Download audio (MP3)
Richard Friedlander says raising the minimum wage will move workers from one level of poverty to another.
By Richard Friedlander
Whenever we're in danger of thinking we've become civilized, something reminds us we're still predators and prey. Take the argument over the minimum wage. The federal standard is currently $7.25, less than $15,000 a year. For a family of four, the poverty level is $24,000. If 24 defines poverty, imagine life on 15. Russia abolished serfdom 150 years ago, when we abolished slavery. Yet today, in America, where one out of six live in poverty, the old philosophy of giving people just enough food to be worked to death persists. Where work is unskilled or semiskilled, there are always others ready -- if not willing -- to take their place.
Ten dollars an hour is not emancipation, just a higher level of deep poverty. But for even this crumb, business interests demand a cut in the food stamps that give people the strength to work jobs that don't pay them enough to eat.
This isn't just Social Darwinism. It's bad economics. Far from creating more unemployment or driving companies overseas, higher wages create consumers, the engine of economic growth. Since the poor use all their money to consume, their gains go right back into the economy. Better yet, from the employers' standpoint, the entire society will continue to bear the collateral damage resulting from the poor still being unable to afford comprehensive insurance, the education needed to get ahead, or a healthy diet.
Upping the minimum wage is a short-term fix for a seemingly intractable problem. Czar Alexander thought freeing the serfs would forestall revolution. In reality, it only profited landowners, who sold former vassals tiny plots at top ruble, and sowed more discontent.
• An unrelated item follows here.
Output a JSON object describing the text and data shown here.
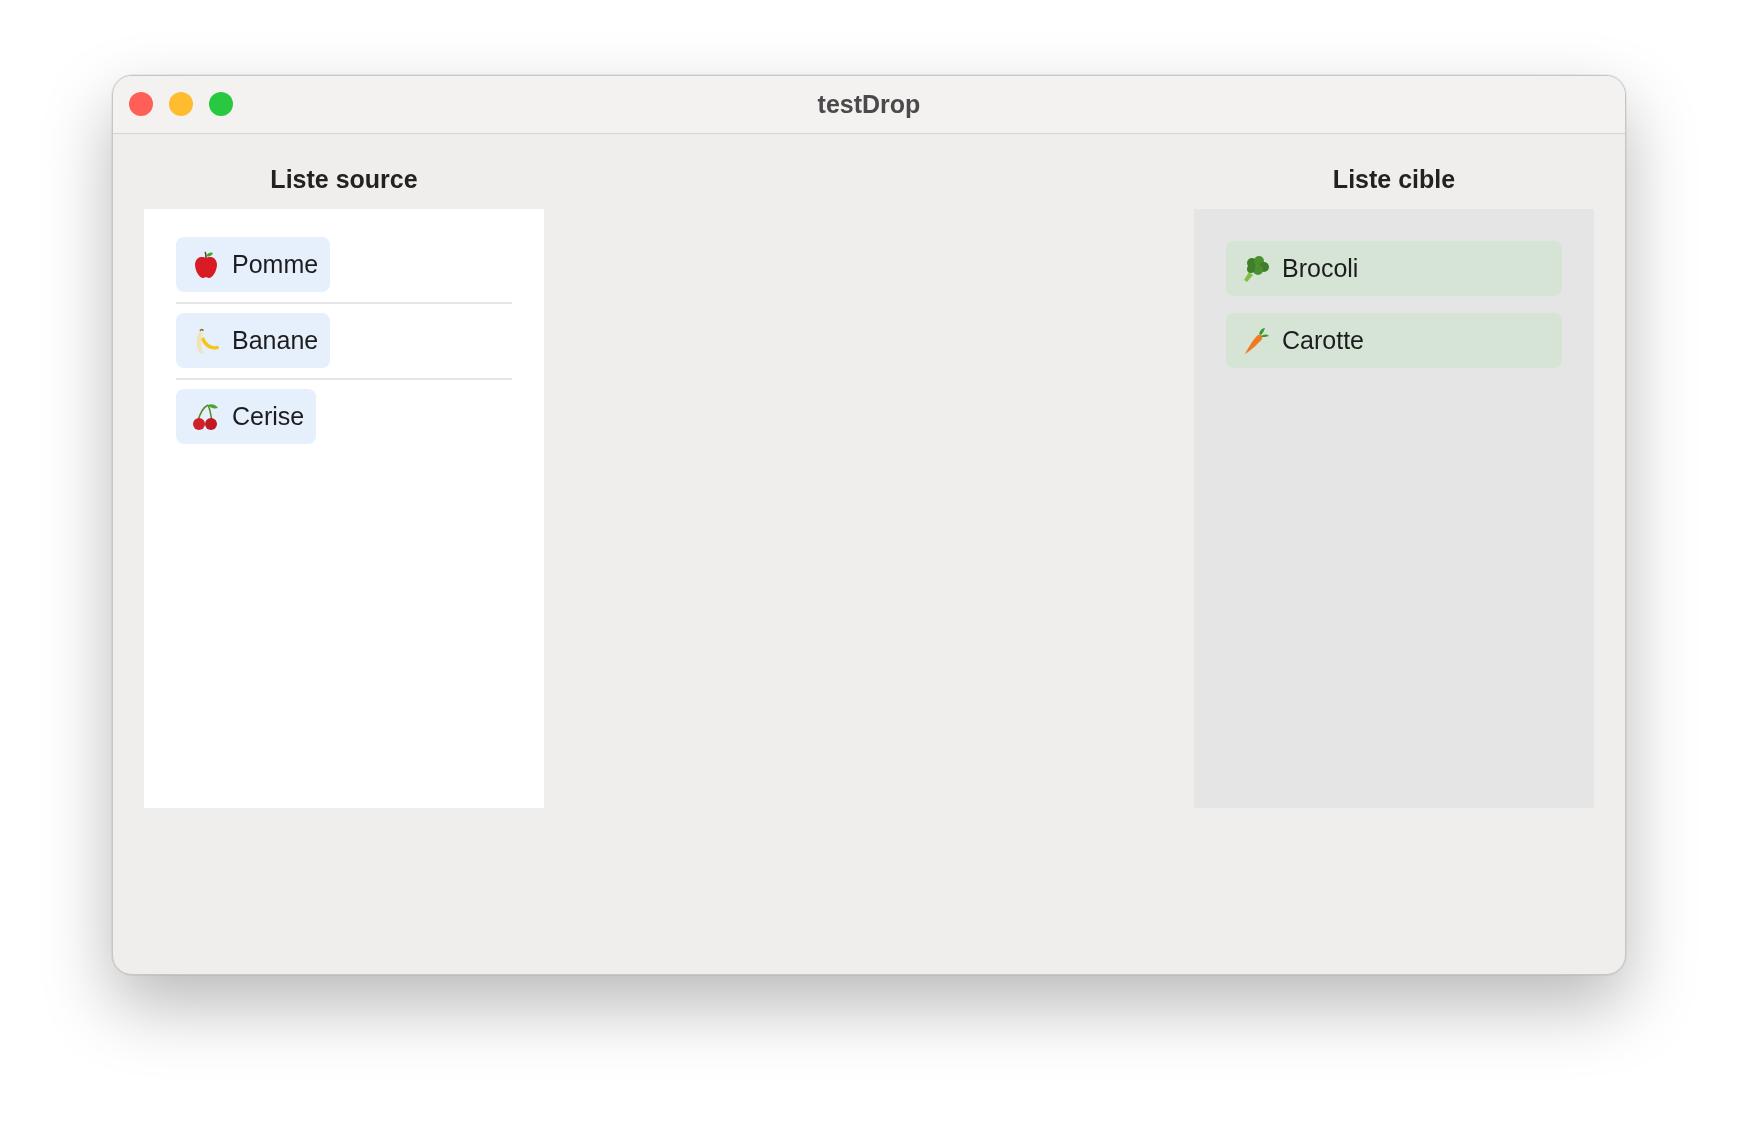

But the newly-liberated could no longer complain they were virtual slaves. Now they were free to starve. Our wage serfs also remain free to live below the poverty level, with the same upward mobility they would have had in Czarist Russia. Raising the minimum wage without addressing how the quality of employment affects the quality of life only puts off our day of reckoning.
With a Perspective, I'm Richard Friedlander.
Richard Friedlander is a mediator. He lives in the East Bay.